The other thing is the involvement they want to have in the growth of the Little. I made it very clear that I may be here to lead the Little, but is it my theater? Yes. Is it your theater? Absolutely. Is it our patrons' theater? Yes. It's gonna take all of us. So I think the biggest surprise for me was the dedication and also the willingness to be a part of something and not be afraid of change.
You spend your days in the business office, but are you able to get to the theater at night?
The only way to know what the audience is thinking is to sit in with the audience. I want to be out there, and I want to let people know who I am, so that if they have a question or a problem or a comment, they'll know who to talk to.
I've been very fortunate that through the news media and the newsletters people have seen my face --- and mostly they recognize my glasses. The first couple of weeks I was here, people would come up to me and say, "You're the new director. I just wanted to introduce myself." It was great that that comfort zone was there.
How do you foresee the Little evolving under your auspices?
The biggest thing is that people will know the Little exists: growing what our expectations are of the theater, growing the programs beyond what they are now. As a nonprofit, if we're expecting to get support from foundations and from the government, we have to show we're a center for all of Rochester. And these different opportunities, whether it's filmmaker discussions, school programs, things that make us more of a center for film. Seeing the Little as a strong partner within the nonprofit cultural arts scene is another thing; co-promotions, working more strongly the Visitors' Association and with the different organizations in town, having more visibility.
Do you believe other nonprofits think of the Little as a nonprofit?
I don't think they do. And I say that because I came from a nonprofit, and the feeling was that the Little is a filmhouse. We're just a baby in nonprofit terms. I mean, we're crawling now; we're crawling fast and we're standing on our feet. We gotta get to that point where we're walking on our own. And the growth is going to have to come on a financial basis.
The Little has been very strong financially, showing a modest surplus each year, but I think we have more opportunity with that.
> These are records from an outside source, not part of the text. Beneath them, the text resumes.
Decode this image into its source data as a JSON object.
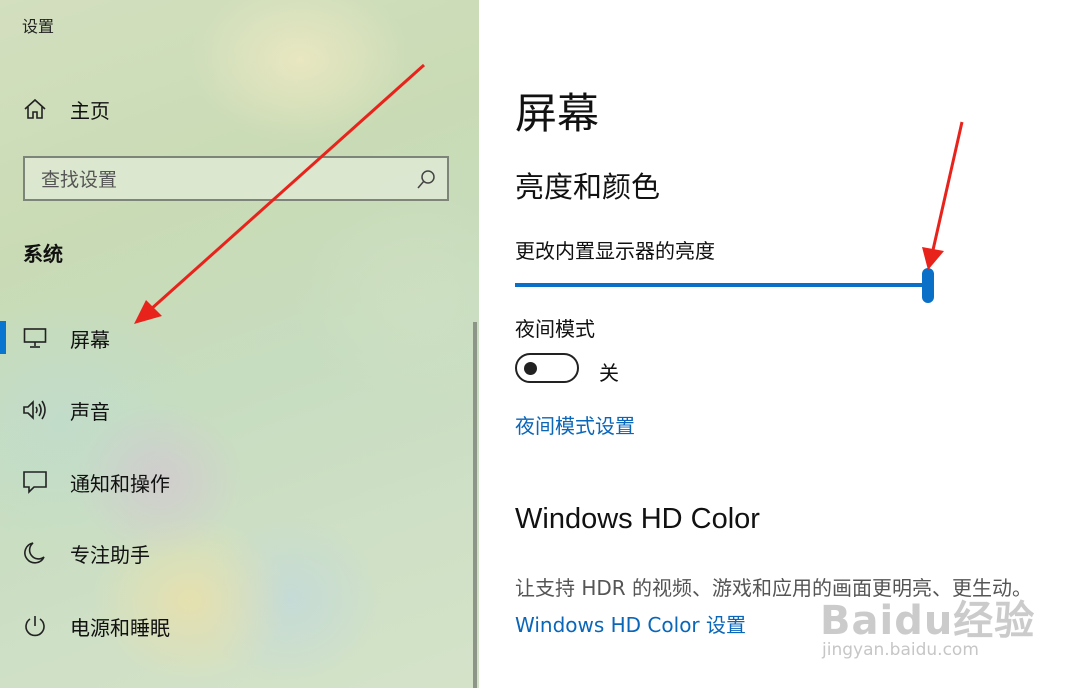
{
  "app": {
    "title": "设置"
  },
  "sidebar": {
    "home_label": "主页",
    "search": {
      "placeholder": "查找设置"
    },
    "section_header": "系统",
    "items": [
      {
        "label": "屏幕",
        "icon": "monitor-icon",
        "selected": true
      },
      {
        "label": "声音",
        "icon": "speaker-icon"
      },
      {
        "label": "通知和操作",
        "icon": "message-icon"
      },
      {
        "label": "专注助手",
        "icon": "moon-icon"
      },
      {
        "label": "电源和睡眠",
        "icon": "power-icon"
      }
    ]
  },
  "main": {
    "page_title": "屏幕",
    "brightness_section_title": "亮度和颜色",
    "brightness_label": "更改内置显示器的亮度",
    "brightness_level": 1.0,
    "night_mode_label": "夜间模式",
    "night_mode_state": "关",
    "night_mode_on": false,
    "night_mode_settings_link": "夜间模式设置",
    "hd_color_title": "Windows HD Color",
    "hd_color_description": "让支持 HDR 的视频、游戏和应用的画面更明亮、更生动。",
    "hd_color_settings_link": "Windows HD Color 设置"
  },
  "watermark": {
    "logo_text": "Baidu经验",
    "url": "jingyan.baidu.com"
  },
  "colors": {
    "accent": "#0a6fc6",
    "link": "#0a66b8",
    "annotation_arrow": "#e8231c"
  }
}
It's in the growth of the audience --- not just the numbers, but who is coming to the Little. Making ourselves available, knocking down those walls where people think, "Oh, I have to be a certain type of person to go see a film at the Little."
As we're telling our story more and letting people understand who we are and where we're going, we want people to be a part of that. We know what we're about. We're not about showing Pirates of the Caribbean or some of the larger films. We're okay with that.
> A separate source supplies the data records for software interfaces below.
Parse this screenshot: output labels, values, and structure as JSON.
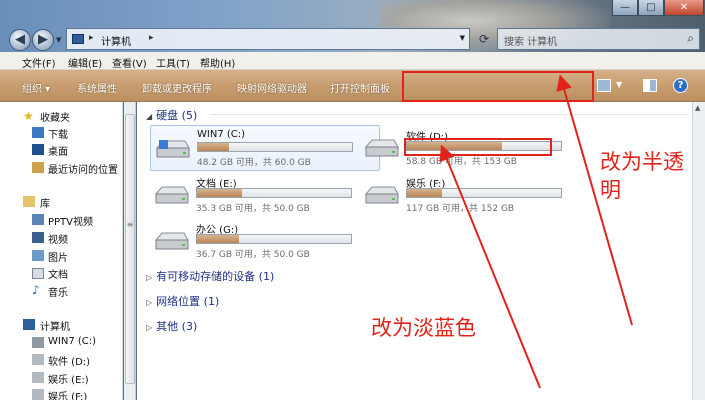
{
  "window": {
    "controls": {
      "minimize": "—",
      "maximize": "□",
      "close": "✕"
    }
  },
  "addressbar": {
    "crumb": "计算机",
    "search_placeholder": "搜索 计算机"
  },
  "menubar": [
    "文件(F)",
    "编辑(E)",
    "查看(V)",
    "工具(T)",
    "帮助(H)"
  ],
  "commandbar": [
    "组织 ▾",
    "系统属性",
    "卸载或更改程序",
    "映射网络驱动器",
    "打开控制面板"
  ],
  "navpane": {
    "favorites": {
      "label": "收藏夹",
      "items": [
        "下载",
        "桌面",
        "最近访问的位置"
      ]
    },
    "libraries": {
      "label": "库",
      "items": [
        "PPTV视频",
        "视频",
        "图片",
        "文档",
        "音乐"
      ]
    },
    "computer": {
      "label": "计算机",
      "items": [
        "WIN7 (C:)",
        "软件 (D:)",
        "娱乐 (E:)",
        "娱乐 (F:)"
      ]
    }
  },
  "content": {
    "groups": {
      "hdd": "硬盘 (5)",
      "removable": "有可移动存储的设备 (1)",
      "network": "网络位置 (1)",
      "other": "其他 (3)"
    },
    "drives": [
      {
        "name": "WIN7 (C:)",
        "info": "48.2 GB 可用，共 60.0 GB",
        "used": 0.2
      },
      {
        "name": "软件 (D:)",
        "info": "58.8 GB 可用，共 153 GB",
        "used": 0.62
      },
      {
        "name": "文档 (E:)",
        "info": "35.3 GB 可用，共 50.0 GB",
        "used": 0.29
      },
      {
        "name": "娱乐 (F:)",
        "info": "117 GB 可用，共 152 GB",
        "used": 0.23
      },
      {
        "name": "办公 (G:)",
        "info": "36.7 GB 可用，共 50.0 GB",
        "used": 0.27
      }
    ]
  },
  "annotations": {
    "translucent": [
      "改为半透",
      "明"
    ],
    "light_blue": "改为淡蓝色"
  },
  "colors": {
    "annotation": "#e0241b",
    "commandbar": "#c89e70",
    "group_heading": "#1e3287"
  }
}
Right now we have the opportunity to tell people what we're about, and that's getting us into the forefront. It's letting people know that this is a nonprofit organization and even though we've only been nonprofit for six years, films have been shown in this building since 1929. Not too many other cities have that.